“Currently, the coal industry in Alabama directly employs more than 3,000 people and generates $370 million in annual payroll, for an average salary of more than $100,000 a year,” Deravi explained in a statement. “Coal jobs are among the highest-paid positions in the state, around 1.6 times the average annual salary for workers in Alabama. The industry also generates approximately $69 million in taxes for the state.”

Moreover, the study examined the direct, indirect and induced effects of each coal job on local economies. The direct effect is the economic impact of the regular operation of a company. Indirect effects include impacts on suppliers, vendors or associated materials industries. Induced effects result from positive changes to an economy that happen when a worker’s spending enhances a local economy.

Using those stated multipliers, the study found that Alabama’s coal mining industry has a total output impact of $2.9 billion, a total earnings impact of $1.2 billion and a total economic impact of 15,000 full-time-equivalent jobs.

The report detailed that besides mining and suppliers, the largest employment beneficiaries of the coal industry are the service sector, transportation sector, manufacturing sector, finance sector and wholesale and retail trade.

“From the high-quality met coal we ship to steelmakers around the globe to thermal coal that fuels local manufacturers and power production, the coal industry continues to responsibly use our resources to create high-paying jobs, strengthen our economy and build better lives for hardworking Alabama families,” Cagle said. “We are pleased this report objectively quantified through real data the positive things we see every day in our business.”

According to Deravi’s model, the coal industry is estimated to have generated a total of $69 million in income, sales, use and utility taxes for the State of Alabama’s coffers in addition to $5 million in coal severance taxes in 2018.

Alabama Senate Majority Leader Greg Reed (R-Jasper), who represents parts of Alabama where most of its coal is located (Walker, Winston, Fayette, Tuscaloosa and Jefferson Counties), advised the state has a “long historical tradition of being blessed with hard-working coal miners.” Reed proudly calls himself “the coal senator.”

“Today, these miners are making high wages – starting at an average of around $85,000 a year – to support their families, which in turn helps boost local economies,” Reed stated. “The coal industry fuels the growth of many suppliers and vendors and is pouring revenue into state budgets to help provide roads, bridges, schools and first responders.”

Additionally, the report highlighted something that Yellowhammer News has reported on extensively in the recent past: the majority of met coal mined in Alabama is shipped around the world to customers in South America, Europe and Asia, thus majorly driving economic activity at the Port of Mobile. In fact, the McDuffie Coal Terminal generates approximately 50% of the total annual revenue earned by the Alabama State Port Authority.

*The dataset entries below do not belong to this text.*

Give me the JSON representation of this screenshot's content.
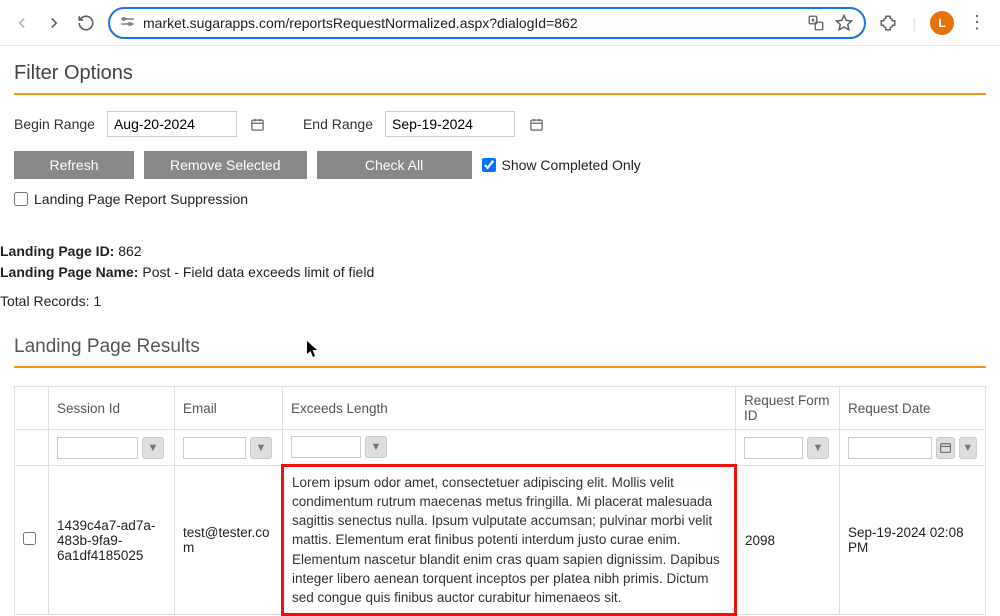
{
  "chrome": {
    "url": "market.sugarapps.com/reportsRequestNormalized.aspx?dialogId=862",
    "avatar_initial": "L"
  },
  "filter": {
    "title": "Filter Options",
    "begin_label": "Begin Range",
    "begin_value": "Aug-20-2024",
    "end_label": "End Range",
    "end_value": "Sep-19-2024",
    "refresh": "Refresh",
    "remove": "Remove Selected",
    "checkall": "Check All",
    "show_completed": "Show Completed Only",
    "suppression": "Landing Page Report Suppression"
  },
  "info": {
    "lp_id_label": "Landing Page ID:",
    "lp_id_value": "862",
    "lp_name_label": "Landing Page Name:",
    "lp_name_value": "Post - Field data exceeds limit of field",
    "total_label": "Total Records:",
    "total_value": "1"
  },
  "results": {
    "title": "Landing Page Results",
    "headers": {
      "session": "Session Id",
      "email": "Email",
      "exceeds": "Exceeds Length",
      "reqid": "Request Form ID",
      "reqdate": "Request Date"
    },
    "row": {
      "session": "1439c4a7-ad7a-483b-9fa9-6a1df4185025",
      "email": "test@tester.com",
      "exceeds": "Lorem ipsum odor amet, consectetuer adipiscing elit. Mollis velit condimentum rutrum maecenas metus fringilla. Mi placerat malesuada sagittis senectus nulla. Ipsum vulputate accumsan; pulvinar morbi velit mattis. Elementum erat finibus potenti interdum justo curae enim. Elementum nascetur blandit enim cras quam sapien dignissim. Dapibus integer libero aenean torquent inceptos per platea nibh primis. Dictum sed congue quis finibus auctor curabitur himenaeos sit.",
      "reqid": "2098",
      "reqdate": "Sep-19-2024 02:08 PM"
    }
  }
}
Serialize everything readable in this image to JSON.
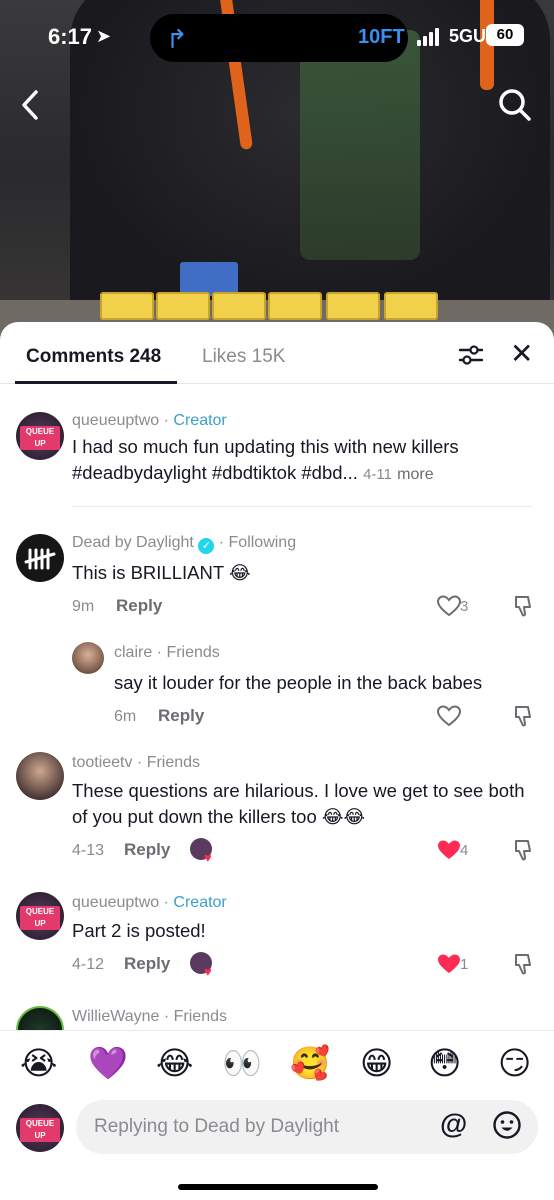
{
  "status_bar": {
    "time": "6:17",
    "distance": "10FT",
    "network": "5GUW",
    "battery": "60"
  },
  "header": {
    "back": "back",
    "search": "search"
  },
  "tabs": {
    "comments": "Comments 248",
    "likes": "Likes 15K"
  },
  "comments": [
    {
      "username": "queueuptwo",
      "badge": "Creator",
      "text": "I had so much fun updating this with new killers #deadbydaylight #dbdtiktok #dbd...",
      "date": "4-11",
      "more": "more"
    },
    {
      "username": "Dead by Daylight",
      "badge": "Following",
      "text": "This is BRILLIANT 😂",
      "time": "9m",
      "reply": "Reply",
      "likes": "3"
    },
    {
      "username": "claire",
      "badge": "Friends",
      "text": "say it louder for the people in the back babes",
      "time": "6m",
      "reply": "Reply"
    },
    {
      "username": "tootieetv",
      "badge": "Friends",
      "text": "These questions are hilarious. I love we get to see both of you put down the killers too 😂😂",
      "date": "4-13",
      "reply": "Reply",
      "likes": "4"
    },
    {
      "username": "queueuptwo",
      "badge": "Creator",
      "text": "Part 2 is posted!",
      "date": "4-12",
      "reply": "Reply",
      "likes": "1"
    },
    {
      "username": "WillieWayne",
      "badge": "Friends"
    }
  ],
  "emoji_bar": [
    "😭",
    "💜",
    "😂",
    "👀",
    "🥰",
    "😁",
    "😳",
    "😏"
  ],
  "input": {
    "placeholder": "Replying to Dead by Daylight",
    "at": "@"
  },
  "colors": {
    "creator": "#3aa0c8",
    "like_red": "#fe2c55",
    "verified": "#20d5ec"
  }
}
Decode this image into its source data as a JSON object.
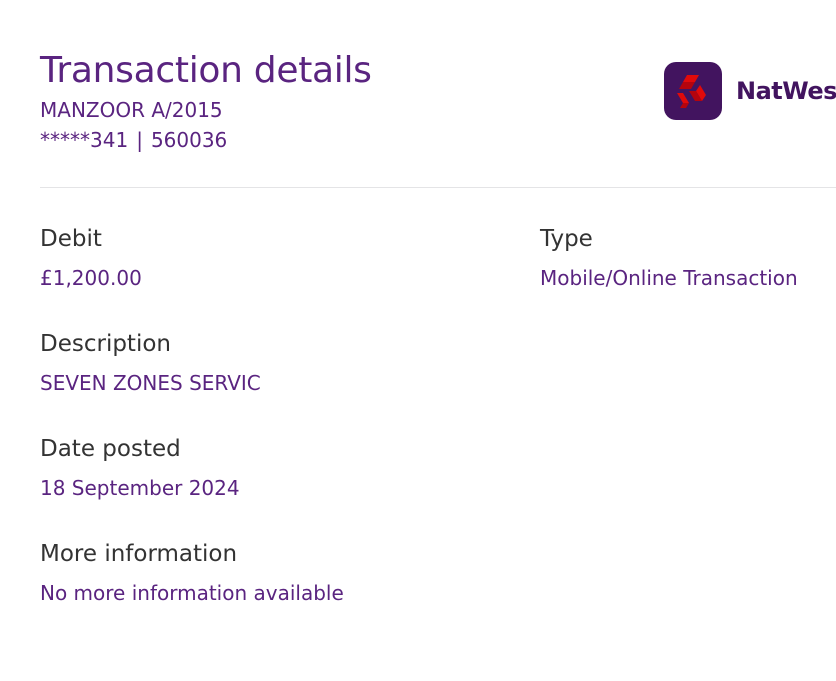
{
  "header": {
    "title": "Transaction details",
    "account_name": "MANZOOR A/2015",
    "account_number": "*****341",
    "separator": "|",
    "sort_code": "560036"
  },
  "brand": {
    "name": "NatWest",
    "logo_icon": "natwest-cubes-icon",
    "logo_tile_color": "#42145f",
    "logo_mark_color": "#e10a0a"
  },
  "colors": {
    "accent": "#5a2480",
    "label": "#333333"
  },
  "fields": {
    "debit": {
      "label": "Debit",
      "value": "£1,200.00"
    },
    "type": {
      "label": "Type",
      "value": "Mobile/Online Transaction"
    },
    "description": {
      "label": "Description",
      "value": "SEVEN ZONES SERVIC"
    },
    "date_posted": {
      "label": "Date posted",
      "value": "18 September 2024"
    },
    "more_information": {
      "label": "More information",
      "value": "No more information available"
    }
  }
}
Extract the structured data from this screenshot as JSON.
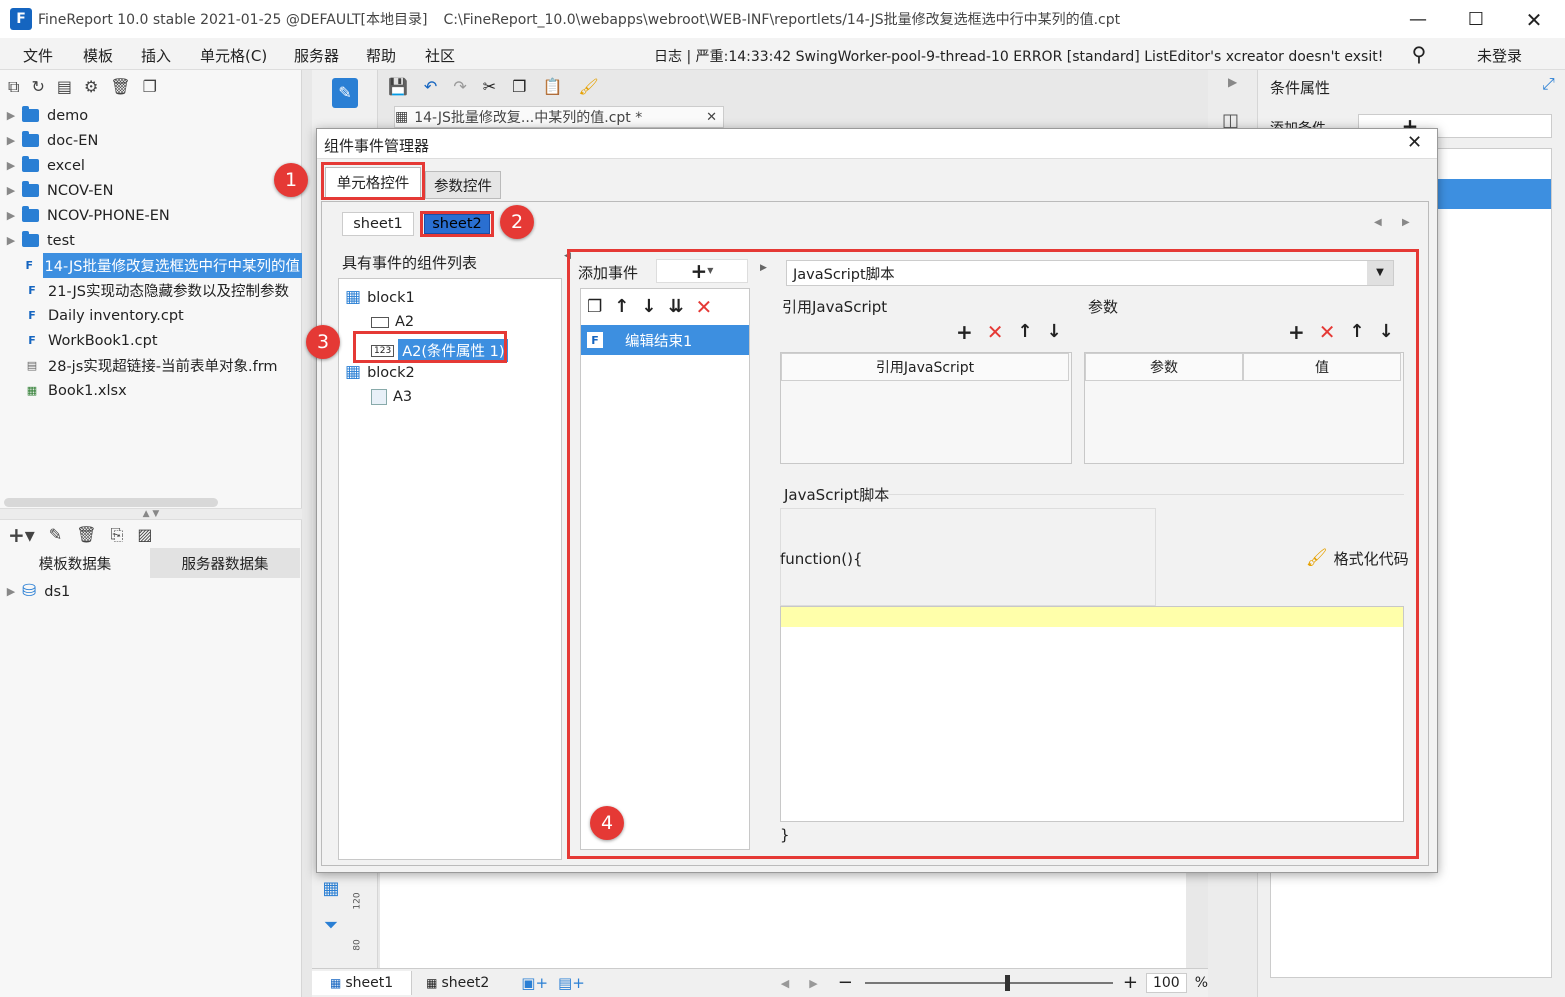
{
  "window": {
    "title": "FineReport 10.0 stable 2021-01-25 @DEFAULT[本地目录]",
    "path": "C:\\FineReport_10.0\\webapps\\webroot\\WEB-INF\\reportlets/14-JS批量修改复选框选中行中某列的值.cpt"
  },
  "menu": {
    "items": [
      "文件",
      "模板",
      "插入",
      "单元格(C)",
      "服务器",
      "帮助",
      "社区"
    ],
    "log": "日志 | 严重:14:33:42 SwingWorker-pool-9-thread-10 ERROR [standard] ListEditor's xcreator doesn't exsit!",
    "login": "未登录"
  },
  "filetree": {
    "folders": [
      "demo",
      "doc-EN",
      "excel",
      "NCOV-EN",
      "NCOV-PHONE-EN",
      "test"
    ],
    "files": [
      "14-JS批量修改复选框选中行中某列的值",
      "21-JS实现动态隐藏参数以及控制参数",
      "Daily inventory.cpt",
      "WorkBook1.cpt",
      "28-js实现超链接-当前表单对象.frm",
      "Book1.xlsx"
    ]
  },
  "dataset": {
    "tabs": [
      "模板数据集",
      "服务器数据集"
    ],
    "items": [
      "ds1"
    ]
  },
  "editor": {
    "tab_label": "14-JS批量修改复...中某列的值.cpt *",
    "sheets": [
      "sheet1",
      "sheet2"
    ],
    "zoom": "100",
    "zoom_unit": "%",
    "ruler_120": "120",
    "ruler_80": "80"
  },
  "right": {
    "title": "条件属性",
    "add_condition": "添加条件"
  },
  "dialog": {
    "title": "组件事件管理器",
    "tabs": [
      "单元格控件",
      "参数控件"
    ],
    "sheets": [
      "sheet1",
      "sheet2"
    ],
    "widget_list_title": "具有事件的组件列表",
    "widget_tree": {
      "block1": "block1",
      "a2": "A2",
      "a2_cond": "A2(条件属性 1)",
      "block2": "block2",
      "a3": "A3"
    },
    "add_event": "添加事件",
    "event_item": "编辑结束1",
    "script_type": "JavaScript脚本",
    "ref_js": "引用JavaScript",
    "params": "参数",
    "col_ref_js": "引用JavaScript",
    "col_param": "参数",
    "col_value": "值",
    "js_script": "JavaScript脚本",
    "function_start": "function(){",
    "format_code": "格式化代码",
    "function_end": "}"
  },
  "annotations": [
    "1",
    "2",
    "3",
    "4"
  ],
  "colors": {
    "accent": "#2a7fd4",
    "highlight": "#e53935",
    "selection": "#3d8fe0"
  }
}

In 2018, the Mobile seaport ranked fourth in the nation for shipping coal exports, and with sunny days forecasted ahead for the state’s met coal industry, this boon should continue.

Sean Ross is the editor of Yellowhammer News. You can follow him on Twitter @sean_yhn